Four Women Taking the Business and Finance World by Storm

It is the year 2019 and women are breaking more glass ceilings than ever. In industries such as business, finance, and technology where men have traditionally dominated higher executive positions, women are proving the tide is quickly beginning to turn. By exceeding in higher roles that were not previously accessible, women are finally receiving the recognition they deserve, and their presence will have a major impact on how these industries continue to develop in the future. In this article, we will take a moment to highlight four powerful women whose accomplishments played a key role in the breakthrough and progress of some of the most successful and well-known companies today.

Susan Wojcicki

After completing her MBA in 1998, Wojcicki relocated to Silicon Valley and rented out her garage to a couple of hopeful business entrepreneurs for $1700 a month. Fast forward a year later and that business evolved into Google, one of the world's most popular search engines. She first joined the team as the first marketing manager. Her early projects included making endearing logos for special holidays and events, and quickly grew in popularity from daily users. In 2003, Wojcicki proved her worth after pitching the idea of Google's ad offering to not only be confined to a search, but also shown on websites and blogs on the internet. The sensational idea became known as AdSense and earned the company ad revenue in the amount of $95 billion dollars in 2017. Her latest accomplishment includes spearheading the acquisition of YouTube at $1.6 billion dollars. She is now CEO of the same company, whose valued worth is now at $160 billion.

Indrya Nooyi

This former CEO of PepsiCo has landed on the board of directors of one of the largest e-commerce companies on the planet, Amazon. Before she left PepsiCo, Nooyi served as Chief Financial Officer before ascending to CEO in 2006. In her 24 years with PepsiCo, Nooyi played a vital part in the company, including overseeing key mergers with Tropicana in 1998 and Quaker Oats a few years later. She was also influential in revamping the company's focus in providing healthier drinks and snacks to their consumers.

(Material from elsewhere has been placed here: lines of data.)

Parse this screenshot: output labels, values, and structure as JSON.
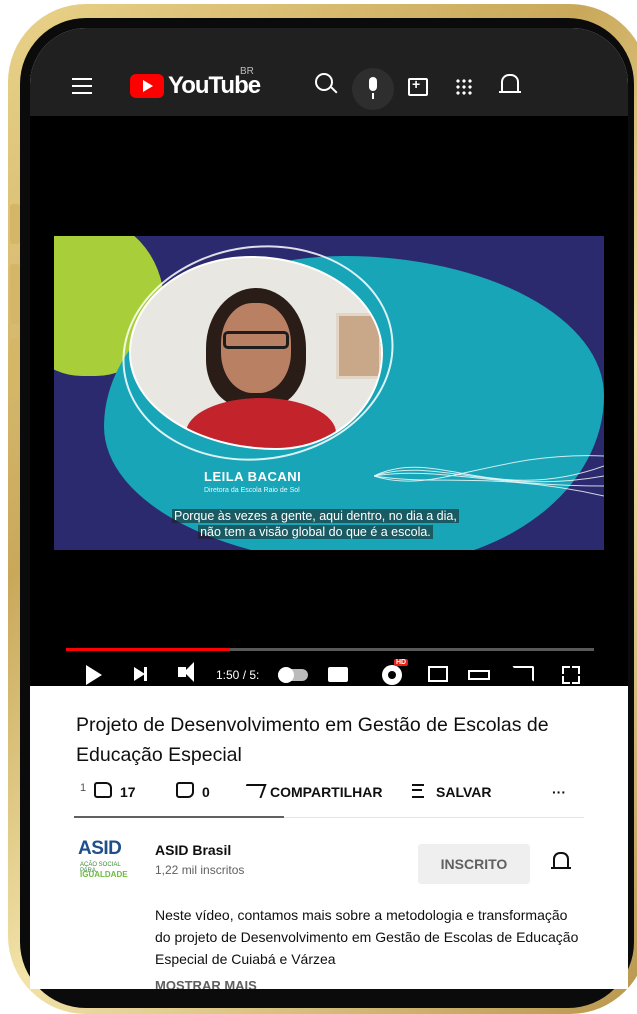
{
  "header": {
    "logo_text": "YouTube",
    "country": "BR",
    "icons": [
      "menu-icon",
      "youtube-logo-icon",
      "search-icon",
      "mic-icon",
      "create-video-icon",
      "apps-icon",
      "notifications-bell-icon"
    ]
  },
  "video": {
    "speaker_name": "LEILA BACANI",
    "speaker_role": "Diretora da Escola Raio de Sol",
    "subtitle_line1": "Porque às vezes a gente, aqui dentro, no dia a dia,",
    "subtitle_line2": "não tem a visão global do que é a escola.",
    "time_display": "1:50 / 5:",
    "progress_fraction": 0.31,
    "hd_badge": "HD"
  },
  "info": {
    "title": "Projeto de Desenvolvimento em Gestão de Escolas de Educação Especial",
    "like_prefix": "1",
    "likes": "17",
    "dislikes": "0",
    "share_label": "COMPARTILHAR",
    "save_label": "SALVAR",
    "more_actions": "···"
  },
  "channel": {
    "logo_text": "ASID",
    "logo_sub": "AÇÃO SOCIAL PARA",
    "logo_igualdade": "IGUALDADE",
    "name": "ASID Brasil",
    "subscribers": "1,22 mil inscritos",
    "subscribe_label": "INSCRITO"
  },
  "description": {
    "text": "Neste vídeo, contamos mais sobre a metodologia e transformação do projeto de Desenvolvimento em Gestão de Escolas de Educação Especial de Cuiabá e Várzea",
    "show_more": "MOSTRAR MAIS"
  },
  "colors": {
    "phone_frame": "#c9a85a",
    "youtube_red": "#ff0000",
    "video_navy": "#2b2a6e",
    "video_teal": "#17a5b7",
    "video_green": "#a8cf3a"
  }
}
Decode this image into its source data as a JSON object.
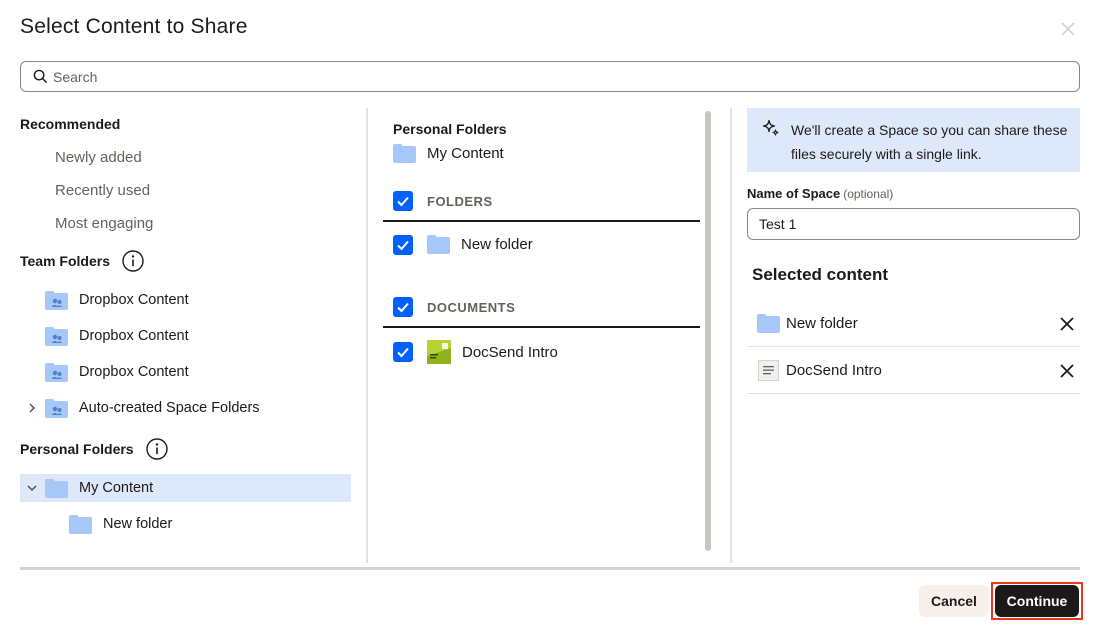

As companies continue to increase diversity among their directors, Nooyi's track record proves she is a force to be reckoned with.

Dhivya Suryadevara

At just 39 years old, this dynamic woman is making bold moves as the first female chief finance officer for the automaker company, GM. Starting out a mere 14 years ago, Dhivya Suryadevara said she never pictured herself in the automotive industry, but appreciates anything that appears "complicated and challenging." Her success is apparent as she quickly rose to CEO and Chief Investment Officer of GM Asset Management in 2013. She exceeded expectations in several roles, including juggling GM's $85 billion pension operations in 2013, performing as vice president of finance and treasurer in 2015, and rising to vice president of corporate finance in 2017. Her seemingly effortless talent is apparent as she secured a spot on Fortune magazine's 40 under 40 list.

Mellody Hobson

As president of Ariel Investments, a top African American-operated capital management firm, Hobson has left a significant footprint within the finance industry. She started early during college, interning for Ariel Capital Management and T. Rowe Price Associates, which are both investment firms. After graduation, she worked full-time for Ariel where she ensured client satisfaction and strategic operational goals were met within the company. In 1994, Ariel changed directions from the parent company, Calvert Group, which suffered a short hiccup as assets dropped by $100 million. However, it seems Hobson has steered Ariel back on track as the firm today is flourishing with a record $10 billion in assets.

With diverse backgrounds in ethnicity, age, and industry, the success of these women is just a small glimpse into the major breakthrough we are currently witnessing. With their dedication, perseverance, and a desire to lead, we can appreciate the success of these women exceeding in roles that weren't always available to them. As the status quo continues to change, it will be interesting to see how these continued trends will shape industries in the forthcoming years.